The diagnosis of endogenous hypercortisolism (Cushing's syndrome) is extremely challenging. Chronic kidney disease (CKD) increases the activity of the hypothalamic-pituitary-adrenal axis making the diagnosis of Cushing's syndrome even more challenging. This is particularly so since urine free cortisol (UFC) testing is not useful in CKD. The case report by Stroud et al. in this issue of the European Journal of Endocrinology highlights this problem by finding normal UFC in a patient with pituitary ACTH-dependent Cushing's syndrome. Elevated late-night salivary cortisol (LNSC) testing was diagnostic and pituitary adenomectomy was curative. LNSC measurement is the diagnostic test of choice in patients with suspected Cushing's syndrome, particularly in the presence of CKD..

Free access

Martin Reincke, Adriana Albani, Guillaume Assie, Irina Bancos, Thierry Brue, Michael Buchfelder, Olivier Chabre, Filippo Ceccato, Andrea Daniele, Mario Detomas, Guido Di Dalmazi, Atanaska Elenkova, James Findling, Ashley B Grossman, Celso E Gomez-Sanchez, Anthony P Heaney, Juergen Honegger, Niki Karavitaki, Andre Lacroix, Edward R Laws, Marco Losa, Masanori Murakami, John Newell-Price, Francesca Pecori Giraldi, Luis G Pérez‐Rivas, Rosario Pivonello, William E Rainey, Silviu Sbiera, Jochen Schopohl, Constantine A Stratakis, Marily Theodoropoulou, Elisabeth F C van Rossum, Elena Valassi, Sabina Zacharieva, German Rubinstein, and Katrin Ritzel

Background

Corticotroph tumor progression (CTP) leading to Nelson’s syndrome (NS) is a severe and difficult-to-treat complication subsequent to bilateral adrenalectomy (BADX) for Cushing’s disease. Its characteristics are not well described, and consensus recommendations for diagnosis and treatment are missing.

Methods

A systematic literature search was performed focusing on clinical studies and case series (≥5 patients). Definition, cumulative incidence, treatment and long-term outcomes of CTP/NS after BADX were analyzed using descriptive statistics. The results were presented and discussed at an interdisciplinary consensus workshop attended by international pituitary experts in Munich on October 28, 2018.

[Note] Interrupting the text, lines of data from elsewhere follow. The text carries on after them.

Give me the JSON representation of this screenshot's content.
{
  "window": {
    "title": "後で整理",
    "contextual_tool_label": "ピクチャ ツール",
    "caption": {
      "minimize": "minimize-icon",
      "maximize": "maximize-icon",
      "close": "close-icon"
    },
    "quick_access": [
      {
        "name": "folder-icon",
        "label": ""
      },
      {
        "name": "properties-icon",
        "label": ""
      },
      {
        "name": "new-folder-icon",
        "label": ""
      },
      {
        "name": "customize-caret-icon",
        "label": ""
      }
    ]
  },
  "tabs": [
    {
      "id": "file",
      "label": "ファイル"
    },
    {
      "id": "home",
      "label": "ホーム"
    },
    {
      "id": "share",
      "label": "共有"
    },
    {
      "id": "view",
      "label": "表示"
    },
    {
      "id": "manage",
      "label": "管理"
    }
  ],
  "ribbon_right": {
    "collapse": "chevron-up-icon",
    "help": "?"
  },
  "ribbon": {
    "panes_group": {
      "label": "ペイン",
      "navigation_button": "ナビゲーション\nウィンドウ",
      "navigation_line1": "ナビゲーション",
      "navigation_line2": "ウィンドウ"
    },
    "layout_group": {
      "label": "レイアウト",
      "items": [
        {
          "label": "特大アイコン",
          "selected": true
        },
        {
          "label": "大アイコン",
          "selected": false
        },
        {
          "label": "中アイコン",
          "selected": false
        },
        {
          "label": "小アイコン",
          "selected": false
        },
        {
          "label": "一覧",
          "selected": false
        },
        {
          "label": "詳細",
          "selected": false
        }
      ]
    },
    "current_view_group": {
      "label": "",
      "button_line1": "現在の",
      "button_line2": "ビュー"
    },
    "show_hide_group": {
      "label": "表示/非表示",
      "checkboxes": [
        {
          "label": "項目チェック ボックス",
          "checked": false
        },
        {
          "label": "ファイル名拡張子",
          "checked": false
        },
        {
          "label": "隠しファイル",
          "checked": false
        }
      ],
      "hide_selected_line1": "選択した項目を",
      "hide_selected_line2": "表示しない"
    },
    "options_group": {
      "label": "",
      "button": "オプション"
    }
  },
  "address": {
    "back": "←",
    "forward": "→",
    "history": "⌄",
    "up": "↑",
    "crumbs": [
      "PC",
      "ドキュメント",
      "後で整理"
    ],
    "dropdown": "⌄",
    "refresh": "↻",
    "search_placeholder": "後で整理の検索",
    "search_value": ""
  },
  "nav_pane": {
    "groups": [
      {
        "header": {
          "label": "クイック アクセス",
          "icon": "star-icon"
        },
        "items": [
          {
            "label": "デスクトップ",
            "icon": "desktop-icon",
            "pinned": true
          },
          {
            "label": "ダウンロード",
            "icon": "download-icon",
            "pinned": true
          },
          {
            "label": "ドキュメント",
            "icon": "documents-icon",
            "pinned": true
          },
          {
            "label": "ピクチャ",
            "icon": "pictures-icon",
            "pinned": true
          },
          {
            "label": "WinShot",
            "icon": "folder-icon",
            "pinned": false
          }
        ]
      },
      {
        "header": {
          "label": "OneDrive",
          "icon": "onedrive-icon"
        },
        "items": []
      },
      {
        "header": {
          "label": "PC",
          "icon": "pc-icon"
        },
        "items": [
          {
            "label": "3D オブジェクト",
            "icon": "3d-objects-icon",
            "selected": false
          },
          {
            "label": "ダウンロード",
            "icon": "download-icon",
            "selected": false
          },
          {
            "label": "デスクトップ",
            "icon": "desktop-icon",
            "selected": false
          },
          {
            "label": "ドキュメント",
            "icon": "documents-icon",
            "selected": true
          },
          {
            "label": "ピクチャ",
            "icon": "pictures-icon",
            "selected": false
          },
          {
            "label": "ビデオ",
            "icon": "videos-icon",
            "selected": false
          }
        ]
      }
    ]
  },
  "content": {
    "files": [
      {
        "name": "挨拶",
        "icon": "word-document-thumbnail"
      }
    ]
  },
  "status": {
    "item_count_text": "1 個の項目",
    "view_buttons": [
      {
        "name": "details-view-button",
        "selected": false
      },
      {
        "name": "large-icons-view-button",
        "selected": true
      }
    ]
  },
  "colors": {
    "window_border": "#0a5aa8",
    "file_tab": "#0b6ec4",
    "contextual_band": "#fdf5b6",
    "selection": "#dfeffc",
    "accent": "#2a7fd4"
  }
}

Results

Data covered definition and cumulative incidence (34 studies, 1275 patients), surgical outcome (12 studies, 187 patients), outcome of radiation therapy (21 studies, 273 patients), and medical therapy (15 studies, 72 patients).

Conclusions

We endorse the definition of CTP-BADX/NS as radiological progression or new detection of a pituitary tumor on thin-section MRI. We recommend surveillance by MRI after 3 months and every 12 months for the first 3 years after BADX. Subsequently, we suggest clinical evaluation every 12 months and MRI at increasing intervals every 2–4 years (depending on ACTH and clinical parameters). We recommend pituitary surgery as first-line therapy in patients with CTP-BADX/NS. Surgery should be performed before extrasellar expansion of the tumor to obtain complete and long-term remission. Conventional radiotherapy or stereotactic radiosurgery should be utilized as second-line treatment for remnant tumor tissue showing extrasellar extension